|05-08-2006, 11:38 AM||#1|
I turn novels into games
Join Date: Jun 2004
Legal protection for games - how do you do it?
I am making a game. Maybe my game is rubbish. But humor me here. Pretend for a moment that my game is good, and people might pay real money for it if it is done well. I have an opportunity to sell this idea and make a career out of game development. But right now I am a poor unknown. Where do I go from here? If my idea really is good, how to I stop myself being ripped off?
I have been talking with a guy who knows a lot more than me. He's a professional in the music biz, and has some experience with intellectual property. He thinks my game idea has great potential, but seriously recommends that I spend serious money (thousands of dollars) on a GOOD lawyer.
Is there any other way? How do I protect my game ideas without spending thousands on top lawyers?
Here are some more details: the thing that excites my music biz friend is not the story, but my approach. In particular:
* a certain method of game creation
* a certain look and feel
* a certain approach to dialogue
* a certain method of providing updates
* probably a few other things
This sounds Scrooge like, I know. Most of you guys work hard to produce your adventure games then generously give them away for free. But I have an opportunity here to give up my day job and become a full time game developer, on my own terms. I don't want to miss this golden opportunity. So how do I protect myself legally?
My ideal solution is to find some small games publisher that I can really trust, and let them deal with it. But business is business. Do such publishers exist? Or is my only hope to pay a ton of money to a lawyer before I even start to look in the games industry?
Any help or advice would be gratefully received.
Enter The Story: Classic novels as games
|05-08-2006, 12:04 PM||#2|
Jack Bauer loves you
All things being equal (as in, you actually have a good and professional-looking story-driven game), you might consider contacting Telltale Games. I believe they're into looking at small developers to allow them to distribute their games online via Telltale Now. I don't think they'd try and cheat you or anything, but you'd probably still need a lawyer anyway. I don't think they would provide funding or anything like that, but at least your copy protection and distribution would be taken care of for awhle.
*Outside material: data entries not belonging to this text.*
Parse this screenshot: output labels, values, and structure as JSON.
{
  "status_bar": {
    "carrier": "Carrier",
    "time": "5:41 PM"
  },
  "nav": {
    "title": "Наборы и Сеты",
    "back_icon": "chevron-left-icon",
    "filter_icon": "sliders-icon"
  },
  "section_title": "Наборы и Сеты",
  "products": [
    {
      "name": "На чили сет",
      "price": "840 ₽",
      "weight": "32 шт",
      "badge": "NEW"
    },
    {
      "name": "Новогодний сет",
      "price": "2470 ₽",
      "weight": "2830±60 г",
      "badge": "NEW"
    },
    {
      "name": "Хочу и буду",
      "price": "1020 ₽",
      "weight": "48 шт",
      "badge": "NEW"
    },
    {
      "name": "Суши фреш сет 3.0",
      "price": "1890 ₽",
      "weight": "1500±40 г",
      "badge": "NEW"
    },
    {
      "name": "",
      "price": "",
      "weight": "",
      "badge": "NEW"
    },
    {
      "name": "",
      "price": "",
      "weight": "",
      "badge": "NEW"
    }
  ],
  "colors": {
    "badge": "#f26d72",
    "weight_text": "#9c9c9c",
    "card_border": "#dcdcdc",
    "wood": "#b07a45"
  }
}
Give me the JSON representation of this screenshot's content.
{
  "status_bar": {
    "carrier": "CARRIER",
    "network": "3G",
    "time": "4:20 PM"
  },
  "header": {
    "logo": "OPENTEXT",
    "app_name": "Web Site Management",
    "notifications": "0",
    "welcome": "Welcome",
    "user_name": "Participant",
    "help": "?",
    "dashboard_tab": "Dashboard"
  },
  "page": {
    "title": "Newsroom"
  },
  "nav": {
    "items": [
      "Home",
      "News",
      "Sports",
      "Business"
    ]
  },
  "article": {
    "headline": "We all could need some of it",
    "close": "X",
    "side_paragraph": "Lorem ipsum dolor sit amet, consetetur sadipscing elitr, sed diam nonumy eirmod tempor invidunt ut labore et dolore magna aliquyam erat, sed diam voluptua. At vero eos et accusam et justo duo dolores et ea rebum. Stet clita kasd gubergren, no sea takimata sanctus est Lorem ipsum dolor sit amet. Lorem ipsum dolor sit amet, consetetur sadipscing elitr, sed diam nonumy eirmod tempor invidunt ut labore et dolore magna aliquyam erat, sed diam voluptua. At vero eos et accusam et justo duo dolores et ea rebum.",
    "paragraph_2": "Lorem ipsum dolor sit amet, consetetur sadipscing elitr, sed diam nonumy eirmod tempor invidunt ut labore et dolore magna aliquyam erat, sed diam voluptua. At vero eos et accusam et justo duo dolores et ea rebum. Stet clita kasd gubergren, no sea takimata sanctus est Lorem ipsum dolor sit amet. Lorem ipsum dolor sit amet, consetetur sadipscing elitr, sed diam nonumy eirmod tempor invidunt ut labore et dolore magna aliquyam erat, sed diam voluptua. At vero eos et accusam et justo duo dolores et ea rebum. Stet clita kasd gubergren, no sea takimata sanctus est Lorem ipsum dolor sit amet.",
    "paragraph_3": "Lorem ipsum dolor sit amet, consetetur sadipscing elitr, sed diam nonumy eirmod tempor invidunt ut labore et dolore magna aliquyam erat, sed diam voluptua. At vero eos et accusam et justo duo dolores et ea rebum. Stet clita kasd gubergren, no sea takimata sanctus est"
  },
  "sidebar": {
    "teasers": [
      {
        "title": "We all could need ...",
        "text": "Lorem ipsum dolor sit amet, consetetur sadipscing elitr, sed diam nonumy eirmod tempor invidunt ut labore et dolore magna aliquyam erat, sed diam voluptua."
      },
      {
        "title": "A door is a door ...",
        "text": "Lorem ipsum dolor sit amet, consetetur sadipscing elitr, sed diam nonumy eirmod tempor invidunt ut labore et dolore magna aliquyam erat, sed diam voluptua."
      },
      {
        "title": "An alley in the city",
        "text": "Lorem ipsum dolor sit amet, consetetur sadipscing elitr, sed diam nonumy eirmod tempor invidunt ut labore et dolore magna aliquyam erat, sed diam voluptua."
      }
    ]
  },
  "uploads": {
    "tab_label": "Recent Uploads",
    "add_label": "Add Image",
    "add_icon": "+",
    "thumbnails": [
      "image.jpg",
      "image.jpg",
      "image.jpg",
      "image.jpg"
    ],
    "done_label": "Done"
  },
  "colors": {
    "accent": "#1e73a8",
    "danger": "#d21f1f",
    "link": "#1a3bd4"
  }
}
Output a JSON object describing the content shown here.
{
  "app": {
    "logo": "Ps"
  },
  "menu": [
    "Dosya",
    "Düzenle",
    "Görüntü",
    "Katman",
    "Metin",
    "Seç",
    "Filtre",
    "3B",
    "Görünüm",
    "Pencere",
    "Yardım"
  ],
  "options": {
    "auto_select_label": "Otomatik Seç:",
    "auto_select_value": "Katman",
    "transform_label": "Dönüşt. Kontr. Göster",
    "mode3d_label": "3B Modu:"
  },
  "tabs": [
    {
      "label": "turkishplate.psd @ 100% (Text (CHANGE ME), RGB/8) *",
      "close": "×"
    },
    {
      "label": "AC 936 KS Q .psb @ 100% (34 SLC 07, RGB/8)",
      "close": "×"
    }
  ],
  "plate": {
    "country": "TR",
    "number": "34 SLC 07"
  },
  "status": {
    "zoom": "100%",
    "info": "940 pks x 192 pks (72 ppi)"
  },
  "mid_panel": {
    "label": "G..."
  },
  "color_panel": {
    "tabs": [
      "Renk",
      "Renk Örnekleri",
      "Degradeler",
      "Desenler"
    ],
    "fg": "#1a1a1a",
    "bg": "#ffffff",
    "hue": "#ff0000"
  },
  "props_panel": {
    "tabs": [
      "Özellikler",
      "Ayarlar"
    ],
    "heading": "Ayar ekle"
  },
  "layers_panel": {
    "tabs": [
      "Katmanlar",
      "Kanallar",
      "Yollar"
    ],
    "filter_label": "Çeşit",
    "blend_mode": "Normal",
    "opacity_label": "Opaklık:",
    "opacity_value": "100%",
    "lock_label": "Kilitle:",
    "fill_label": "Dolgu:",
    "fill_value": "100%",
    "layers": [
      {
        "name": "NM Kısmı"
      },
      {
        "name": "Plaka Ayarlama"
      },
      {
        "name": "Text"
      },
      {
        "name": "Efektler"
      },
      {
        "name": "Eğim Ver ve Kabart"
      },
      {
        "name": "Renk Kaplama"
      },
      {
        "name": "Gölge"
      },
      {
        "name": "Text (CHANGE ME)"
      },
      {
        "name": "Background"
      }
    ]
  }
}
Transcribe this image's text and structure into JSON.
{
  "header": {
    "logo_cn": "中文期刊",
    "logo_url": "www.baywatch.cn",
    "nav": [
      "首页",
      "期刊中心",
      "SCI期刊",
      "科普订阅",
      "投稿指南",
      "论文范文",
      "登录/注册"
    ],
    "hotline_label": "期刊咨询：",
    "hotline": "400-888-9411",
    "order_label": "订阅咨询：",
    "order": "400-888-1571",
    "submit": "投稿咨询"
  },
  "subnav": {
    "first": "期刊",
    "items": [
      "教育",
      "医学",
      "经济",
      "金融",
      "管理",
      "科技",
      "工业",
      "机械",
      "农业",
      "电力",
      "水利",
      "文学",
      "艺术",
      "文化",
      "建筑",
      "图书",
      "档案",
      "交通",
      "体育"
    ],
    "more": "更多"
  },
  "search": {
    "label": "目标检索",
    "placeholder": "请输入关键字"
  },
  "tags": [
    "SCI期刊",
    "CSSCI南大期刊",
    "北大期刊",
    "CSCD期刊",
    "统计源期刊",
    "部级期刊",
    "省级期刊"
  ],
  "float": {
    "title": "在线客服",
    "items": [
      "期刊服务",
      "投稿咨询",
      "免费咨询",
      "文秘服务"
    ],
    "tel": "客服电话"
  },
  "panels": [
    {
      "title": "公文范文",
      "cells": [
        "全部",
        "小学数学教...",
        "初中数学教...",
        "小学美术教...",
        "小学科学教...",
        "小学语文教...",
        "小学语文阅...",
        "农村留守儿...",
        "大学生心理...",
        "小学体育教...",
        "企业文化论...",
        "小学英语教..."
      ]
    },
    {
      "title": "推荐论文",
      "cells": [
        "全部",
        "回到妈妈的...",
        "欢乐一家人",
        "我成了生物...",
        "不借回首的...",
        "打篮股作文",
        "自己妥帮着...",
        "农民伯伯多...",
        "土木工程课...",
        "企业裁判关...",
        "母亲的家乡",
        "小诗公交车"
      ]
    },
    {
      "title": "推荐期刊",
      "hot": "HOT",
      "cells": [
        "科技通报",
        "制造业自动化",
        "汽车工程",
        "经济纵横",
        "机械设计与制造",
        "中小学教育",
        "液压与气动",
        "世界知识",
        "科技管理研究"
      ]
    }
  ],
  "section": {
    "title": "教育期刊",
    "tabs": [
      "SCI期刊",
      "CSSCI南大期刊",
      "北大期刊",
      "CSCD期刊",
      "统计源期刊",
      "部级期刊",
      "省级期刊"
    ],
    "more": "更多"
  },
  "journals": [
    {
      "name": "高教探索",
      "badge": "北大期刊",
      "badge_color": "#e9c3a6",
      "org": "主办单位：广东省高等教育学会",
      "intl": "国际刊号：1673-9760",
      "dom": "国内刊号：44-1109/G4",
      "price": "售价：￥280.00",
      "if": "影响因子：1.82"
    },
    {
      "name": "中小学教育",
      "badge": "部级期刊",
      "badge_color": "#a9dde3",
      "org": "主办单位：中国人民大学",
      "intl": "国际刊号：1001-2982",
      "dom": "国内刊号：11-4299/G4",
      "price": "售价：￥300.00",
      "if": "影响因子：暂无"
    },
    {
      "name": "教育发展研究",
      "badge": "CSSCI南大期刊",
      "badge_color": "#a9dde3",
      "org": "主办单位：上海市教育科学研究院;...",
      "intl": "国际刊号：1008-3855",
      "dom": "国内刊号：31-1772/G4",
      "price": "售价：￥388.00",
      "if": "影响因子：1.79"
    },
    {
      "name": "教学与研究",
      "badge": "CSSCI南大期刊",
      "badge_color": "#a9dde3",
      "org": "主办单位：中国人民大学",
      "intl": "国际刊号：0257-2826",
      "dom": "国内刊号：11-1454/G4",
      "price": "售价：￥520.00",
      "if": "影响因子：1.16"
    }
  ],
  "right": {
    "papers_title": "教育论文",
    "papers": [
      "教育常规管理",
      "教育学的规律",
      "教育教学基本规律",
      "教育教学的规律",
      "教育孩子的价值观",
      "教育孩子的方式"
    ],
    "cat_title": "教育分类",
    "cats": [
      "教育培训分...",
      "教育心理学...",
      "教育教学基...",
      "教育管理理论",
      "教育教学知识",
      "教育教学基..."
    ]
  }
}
Talk to them and find out, I suppose.
An armed society is a polite society. Manners are good when one may have to back up his acts with his life. -- Robert A. Heinlein